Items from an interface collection

↓

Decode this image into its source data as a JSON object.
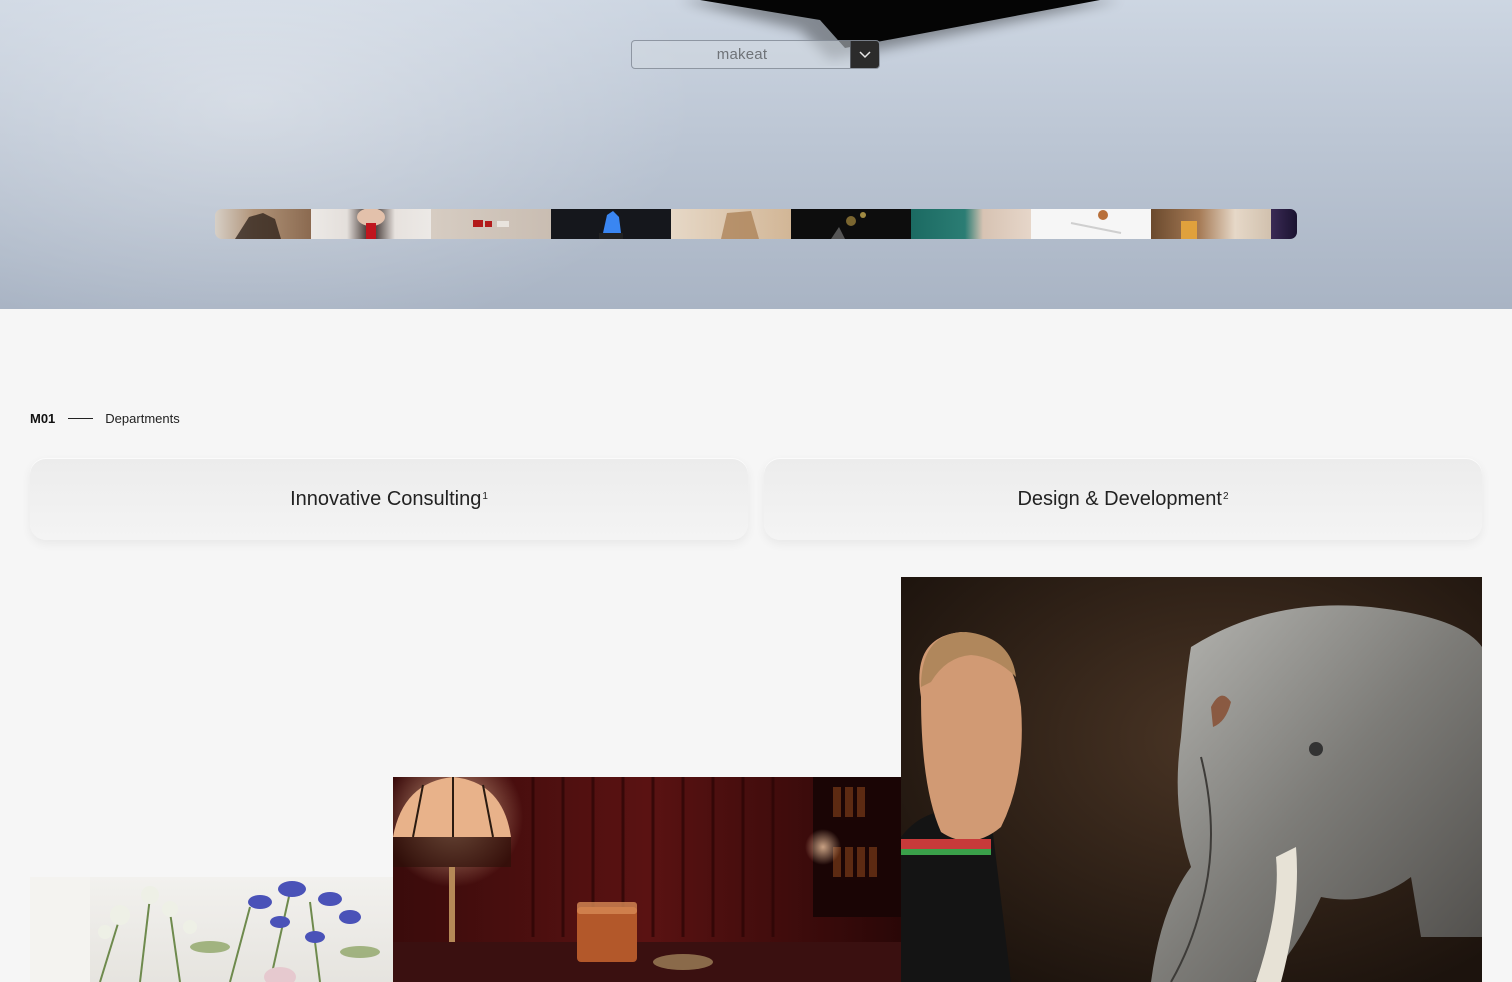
{
  "hero": {
    "brand": "makeat",
    "thumbnails": [
      {
        "name": "hand-fan",
        "colors": [
          "#a78a6e",
          "#8d6b52"
        ]
      },
      {
        "name": "woman-red-lips",
        "colors": [
          "#e8e4e0",
          "#2a1d1a"
        ]
      },
      {
        "name": "red-objects",
        "colors": [
          "#cfc4b9",
          "#b12020"
        ]
      },
      {
        "name": "blue-glow",
        "colors": [
          "#111318",
          "#2d6fe0"
        ]
      },
      {
        "name": "wooden-structure",
        "colors": [
          "#d8c2a6",
          "#a57a4f"
        ]
      },
      {
        "name": "gold-dark",
        "colors": [
          "#0e0e0e",
          "#6b5a2a"
        ]
      },
      {
        "name": "teal-fabric",
        "colors": [
          "#1d6e66",
          "#d9c6b6"
        ]
      },
      {
        "name": "white-plate",
        "colors": [
          "#f4f4f4",
          "#cfcfcf"
        ]
      },
      {
        "name": "honey-drink",
        "colors": [
          "#6b4a2e",
          "#e5d8c8"
        ]
      },
      {
        "name": "purple-end",
        "colors": [
          "#3b2a55",
          "#1a1330"
        ]
      }
    ]
  },
  "departments": {
    "number": "M01",
    "label": "Departments",
    "cards": [
      {
        "title": "Innovative Consulting",
        "sup": "1"
      },
      {
        "title": "Design & Development",
        "sup": "2"
      }
    ]
  },
  "gallery": {
    "items": [
      {
        "name": "flowers-photo"
      },
      {
        "name": "cocktail-bar-photo"
      },
      {
        "name": "chef-elephant-photo"
      }
    ]
  }
}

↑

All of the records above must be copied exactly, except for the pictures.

_Exercise answer_
Decode this image into its source data as a JSON object.
{
  "hero": {
    "brand": "makeat",
    "thumbnails": [
      {
        "name": "hand-fan",
        "colors": [
          "#a78a6e",
          "#8d6b52"
        ]
      },
      {
        "name": "woman-red-lips",
        "colors": [
          "#e8e4e0",
          "#2a1d1a"
        ]
      },
      {
        "name": "red-objects",
        "colors": [
          "#cfc4b9",
          "#b12020"
        ]
      },
      {
        "name": "blue-glow",
        "colors": [
          "#111318",
          "#2d6fe0"
        ]
      },
      {
        "name": "wooden-structure",
        "colors": [
          "#d8c2a6",
          "#a57a4f"
        ]
      },
      {
        "name": "gold-dark",
        "colors": [
          "#0e0e0e",
          "#6b5a2a"
        ]
      },
      {
        "name": "teal-fabric",
        "colors": [
          "#1d6e66",
          "#d9c6b6"
        ]
      },
      {
        "name": "white-plate",
        "colors": [
          "#f4f4f4",
          "#cfcfcf"
        ]
      },
      {
        "name": "honey-drink",
        "colors": [
          "#6b4a2e",
          "#e5d8c8"
        ]
      },
      {
        "name": "purple-end",
        "colors": [
          "#3b2a55",
          "#1a1330"
        ]
      }
    ]
  },
  "departments": {
    "number": "M01",
    "label": "Departments",
    "cards": [
      {
        "title": "Innovative Consulting",
        "sup": "1"
      },
      {
        "title": "Design & Development",
        "sup": "2"
      }
    ]
  },
  "gallery": {
    "items": [
      {
        "name": "flowers-photo"
      },
      {
        "name": "cocktail-bar-photo"
      },
      {
        "name": "chef-elephant-photo"
      }
    ]
  }
}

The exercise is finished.